Next, hand tighten the nipple/tub spout adapter to the female adapter in the wall and use the hex wrench to complete the installation.
Furthermore, flush the iBox again by turning the flushing block 90 degrees and tightening the set screw.
The port for the tub spout should be 1 ⅛” to 1 ⅜” from the tile. Double check this before moving on.
And apply 100% silicone around the port, add the tub spout escutcheon (which has a rubber seal), then add the tub spout and tighten it with the set screw.
Keep this in mind:
The odds of a water getting behind the wedi are slim at this point. The silicone at the tub spout port and rubber seal on the Hansgrohe escutcheon are awesome ways to prevent water infiltration. Pretty darn slick!
Step 6: Function Block Installation (Heart of the IBox)
Hansgrohe’s iBox needs the function block to work properly.
It’s the heart of the ShowerSelect trim kit. Cut the iBox plaster shield with a utility knife so that it extends 1/16” to ⅛” outside the surface of the tile wall. Remove the flush insert and add the function block using 4 metal screws.
But we did one important thing:
We modified the directions at this point and recommend adding the nuts to the shutoff stems.
These are crucial for the operation of the ShowerSelect buttons. And if you mess up cutting the shutoff stems it’s super hard to thread the nuts onto them.
Hence our slight modification!
Place the fitting aid over the shutoff stems. Cut the shutoff stems so they’re flush with the front of the fitting aid (we used the Fein Multimaster). Then file the shutoff stems so they’re straight and even. Thread the nuts on the shutoff valve stems. They should be flush with the front of the stems.
Measure the distance between the outside edge of the iBox’s plaster shield and bolt plate. Then add 7/16” to this measurement and cut the retainer plate screws to size.
The total measurement was 1 3/16” and our video shows this in detail at the 7:59 mark.
Next, seal the gap between the tile and plaster shield using 100% silicone. Again, this is additional waterproofing but doesn’t hurt…you can never use enough silicone in a shower!!
Install the retainer plate using the plastic screws and apply small dabs of silicone at the grout joints.

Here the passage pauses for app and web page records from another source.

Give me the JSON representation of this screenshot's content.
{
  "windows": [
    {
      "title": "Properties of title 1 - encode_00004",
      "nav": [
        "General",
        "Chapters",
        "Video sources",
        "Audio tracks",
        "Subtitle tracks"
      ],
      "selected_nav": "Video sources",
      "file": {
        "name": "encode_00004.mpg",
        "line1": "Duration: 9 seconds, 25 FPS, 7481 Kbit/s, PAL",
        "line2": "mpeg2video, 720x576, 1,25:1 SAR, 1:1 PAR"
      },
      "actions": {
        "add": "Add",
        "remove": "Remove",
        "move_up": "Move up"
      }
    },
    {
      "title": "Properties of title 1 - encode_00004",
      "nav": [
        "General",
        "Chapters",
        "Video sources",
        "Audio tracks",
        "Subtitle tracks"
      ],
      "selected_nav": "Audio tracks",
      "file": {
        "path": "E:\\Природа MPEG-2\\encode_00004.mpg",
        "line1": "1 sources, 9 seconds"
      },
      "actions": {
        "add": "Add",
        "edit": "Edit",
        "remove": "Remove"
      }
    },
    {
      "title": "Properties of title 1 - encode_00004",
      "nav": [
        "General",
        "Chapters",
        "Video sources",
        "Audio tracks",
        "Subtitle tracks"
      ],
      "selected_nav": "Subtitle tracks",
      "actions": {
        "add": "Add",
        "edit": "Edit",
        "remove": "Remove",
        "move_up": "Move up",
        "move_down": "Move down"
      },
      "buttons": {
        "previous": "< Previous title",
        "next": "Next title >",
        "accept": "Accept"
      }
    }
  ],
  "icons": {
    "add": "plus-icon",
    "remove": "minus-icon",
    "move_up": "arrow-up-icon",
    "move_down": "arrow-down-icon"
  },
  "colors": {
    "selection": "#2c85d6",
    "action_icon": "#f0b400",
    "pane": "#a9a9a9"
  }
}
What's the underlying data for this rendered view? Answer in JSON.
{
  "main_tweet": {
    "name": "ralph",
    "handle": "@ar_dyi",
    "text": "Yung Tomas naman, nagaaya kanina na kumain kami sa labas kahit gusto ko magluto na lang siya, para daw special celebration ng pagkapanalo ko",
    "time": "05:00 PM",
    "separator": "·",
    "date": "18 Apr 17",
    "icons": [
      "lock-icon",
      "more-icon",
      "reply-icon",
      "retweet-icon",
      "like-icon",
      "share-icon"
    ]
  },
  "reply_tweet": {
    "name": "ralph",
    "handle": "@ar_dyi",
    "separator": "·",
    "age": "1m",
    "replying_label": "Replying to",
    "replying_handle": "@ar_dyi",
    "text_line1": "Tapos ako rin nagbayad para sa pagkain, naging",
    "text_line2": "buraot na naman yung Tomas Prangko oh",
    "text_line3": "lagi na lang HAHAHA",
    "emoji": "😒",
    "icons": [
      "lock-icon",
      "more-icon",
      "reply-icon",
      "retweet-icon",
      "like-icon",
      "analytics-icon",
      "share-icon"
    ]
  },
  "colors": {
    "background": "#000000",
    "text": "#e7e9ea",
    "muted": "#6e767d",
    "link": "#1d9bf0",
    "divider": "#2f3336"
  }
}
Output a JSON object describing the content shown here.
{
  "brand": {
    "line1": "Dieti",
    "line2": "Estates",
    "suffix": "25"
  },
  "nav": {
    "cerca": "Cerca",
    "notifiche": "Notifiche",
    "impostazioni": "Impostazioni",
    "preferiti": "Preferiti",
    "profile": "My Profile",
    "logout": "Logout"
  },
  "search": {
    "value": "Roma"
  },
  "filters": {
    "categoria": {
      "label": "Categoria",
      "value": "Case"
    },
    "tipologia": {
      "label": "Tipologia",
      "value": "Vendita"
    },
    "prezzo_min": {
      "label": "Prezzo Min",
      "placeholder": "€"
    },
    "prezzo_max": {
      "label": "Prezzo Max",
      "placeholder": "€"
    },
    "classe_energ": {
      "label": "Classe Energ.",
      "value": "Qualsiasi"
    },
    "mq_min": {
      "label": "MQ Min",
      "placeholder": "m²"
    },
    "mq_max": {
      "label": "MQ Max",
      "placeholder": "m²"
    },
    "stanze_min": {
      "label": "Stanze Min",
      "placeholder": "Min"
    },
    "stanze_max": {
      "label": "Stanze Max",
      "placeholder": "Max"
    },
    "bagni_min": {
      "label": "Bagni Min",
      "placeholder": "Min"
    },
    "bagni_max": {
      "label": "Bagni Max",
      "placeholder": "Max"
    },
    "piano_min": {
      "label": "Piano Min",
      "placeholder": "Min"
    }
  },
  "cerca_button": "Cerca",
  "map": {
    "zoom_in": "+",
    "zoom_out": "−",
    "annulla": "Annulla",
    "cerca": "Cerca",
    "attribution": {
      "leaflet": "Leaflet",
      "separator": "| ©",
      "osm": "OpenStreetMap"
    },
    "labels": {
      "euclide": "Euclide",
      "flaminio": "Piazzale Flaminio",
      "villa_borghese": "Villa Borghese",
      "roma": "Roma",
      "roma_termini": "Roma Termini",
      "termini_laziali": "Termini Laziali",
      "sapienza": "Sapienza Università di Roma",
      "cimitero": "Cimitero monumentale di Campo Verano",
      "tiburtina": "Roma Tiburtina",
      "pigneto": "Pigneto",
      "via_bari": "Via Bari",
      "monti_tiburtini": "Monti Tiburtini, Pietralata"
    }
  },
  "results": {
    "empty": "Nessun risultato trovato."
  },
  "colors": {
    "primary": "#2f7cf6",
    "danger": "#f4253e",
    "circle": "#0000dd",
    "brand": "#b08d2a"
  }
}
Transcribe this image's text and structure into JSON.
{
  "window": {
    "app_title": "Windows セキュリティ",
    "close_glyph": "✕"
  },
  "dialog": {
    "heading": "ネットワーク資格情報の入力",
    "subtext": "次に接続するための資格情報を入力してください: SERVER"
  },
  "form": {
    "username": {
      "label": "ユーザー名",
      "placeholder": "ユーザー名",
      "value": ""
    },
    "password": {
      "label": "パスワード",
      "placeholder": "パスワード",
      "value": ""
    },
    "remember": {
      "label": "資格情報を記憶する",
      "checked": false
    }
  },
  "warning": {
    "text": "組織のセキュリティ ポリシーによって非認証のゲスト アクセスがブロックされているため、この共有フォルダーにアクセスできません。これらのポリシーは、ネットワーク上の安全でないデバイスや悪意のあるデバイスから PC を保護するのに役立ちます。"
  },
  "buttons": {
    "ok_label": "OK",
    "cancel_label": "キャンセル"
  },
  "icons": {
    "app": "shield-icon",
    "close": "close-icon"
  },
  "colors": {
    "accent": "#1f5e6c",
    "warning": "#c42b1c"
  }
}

Finally, remove the green safety guards from the shutoff valves and you’re ready for the ShowerSelect trim.
Step 7: ShowerSelect Trim Installation
Almost every shower trim kit has some type of lever.
However, very few are as cool as the ShowerSelect:
It has push buttons that operate the tub and shower.
Also, these buttons can be used simultaneously to operate the tub and shower at the same time.
Install the thermostatic mixer sleeve, escutcheon (which suctions to the retainer plate), then add the shutoff buttons.
Again, in this case we have two buttons, one for the tub spout and one for the shower head.
Add 6-7 revolutions of teflon tape to the shower arm and thread it onto the ½” PEX adapter in the wall.
Here’s a Gold nugget:
Hansgrohe shower heads don’t require teflon tape. They can be screwed to the shower arm by hand. This is a small benefit. But there’s nothing worse than teflon tape showing between the shower arm and shower head.
The water flow was fantastic. But if you’re concerned about water pressure or have have an elaborate shower system, consider upgrading to ¾” PEX.
Remember, our video has all the step-by-step tips for replacing a shower faucet with the iBox and PEX plumbing. And our supply list over on Home Repair Tutor has links to all the materials we used.
Thanks for reading and watching. Let us know if you have any questions, we'd be happy to help.